PURPOSE: Healthcare-associated pneumonia (HCAP) is type of nosocomial pneumonia that is often misclassified as community-acquired pneumonia (CAP). Previous studies have not characterized HCAP patients from a review of individual medical records. We sought to compare the demographics, clinical features, processes of care and outcomes of HCAP and CAP patients.
METHODS: 150 consecutive patients with an admission diagnosis of pneumonia from January 1 to Dec 31 2005 were evaluated by a retrospective chart review and categorized as HCAP (as per AJRCCM 2005; 171: 388-416) or CAP. Clinical features on admission, rate of resolution of pneumonia findings, frequency of compliance with CAP therapy recommendations, length of stay and mortality were evaluated. Differences in groups were evaluated for statistical significance by the rank-sum test for continuous variables and Fisher's exact test for binary variables.
RESULTS: 40 patients had HCAP because of : admission from extended care facilities (n=20), recent hospitalization (n=12), and dialysis or other factors (n=8). The 40 patients with HCAP, compared to the 110 patients with CAP were significantly different ( p<0.05) with regard to : age (78.1+13.8 vs. 71.1+ 15.0), respiratory rate (25.2+7.6 vs. 22.2+5.2), CURB-65 score (2.3+1.2 vs. 1.7+1.0), PSI score (120.2+36.9 vs. 95.9+31.8), mortality (27.5% vs. 8.2%), length of stay (9.8 vs. 7.8 days), adherence to CAP guideline recommendations (55.0% vs. 81.8%), and incidence of confusion (23.7% vs. 8.3%). There were no differences in frequency of hypotension, leukocytosis, fever, need for ICU care or in the rate of resolution of pneumonia findings.
CONCLUSION: Patients with HCAP have a worse outcome (mortality and length of stay) than patients with CAP. This can be explained by higher severity of illness (CURB-65 and PSI) on admission, and possibly differences in therapy. More HCAP than CAP patients received therapy not adhering to CAP guidelines. This may represent recognition that such therapy would be inappropriate for HCAP patients.

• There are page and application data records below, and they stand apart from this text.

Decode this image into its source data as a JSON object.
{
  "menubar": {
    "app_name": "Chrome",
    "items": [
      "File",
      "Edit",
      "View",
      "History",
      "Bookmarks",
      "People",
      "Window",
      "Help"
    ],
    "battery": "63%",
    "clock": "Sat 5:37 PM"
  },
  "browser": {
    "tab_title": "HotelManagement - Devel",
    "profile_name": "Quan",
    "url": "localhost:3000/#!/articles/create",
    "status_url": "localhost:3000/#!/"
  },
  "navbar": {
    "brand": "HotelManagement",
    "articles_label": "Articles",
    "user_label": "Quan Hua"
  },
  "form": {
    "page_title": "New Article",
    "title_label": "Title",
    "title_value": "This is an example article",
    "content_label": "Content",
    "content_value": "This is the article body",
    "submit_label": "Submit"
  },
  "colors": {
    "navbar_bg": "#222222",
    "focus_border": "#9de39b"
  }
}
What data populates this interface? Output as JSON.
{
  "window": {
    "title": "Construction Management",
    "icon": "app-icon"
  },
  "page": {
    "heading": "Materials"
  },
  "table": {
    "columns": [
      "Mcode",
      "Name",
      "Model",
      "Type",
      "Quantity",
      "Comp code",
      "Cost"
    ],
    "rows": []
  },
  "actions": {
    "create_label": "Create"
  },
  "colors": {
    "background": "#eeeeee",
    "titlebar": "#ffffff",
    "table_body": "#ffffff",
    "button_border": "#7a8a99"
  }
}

CLINICAL IMPLICATIONS: We conclude that the optimal therapy to improve outcomes in HCAP patients still needs to be defined.
DISCLOSURE: Kumiko Hiramatsu, None.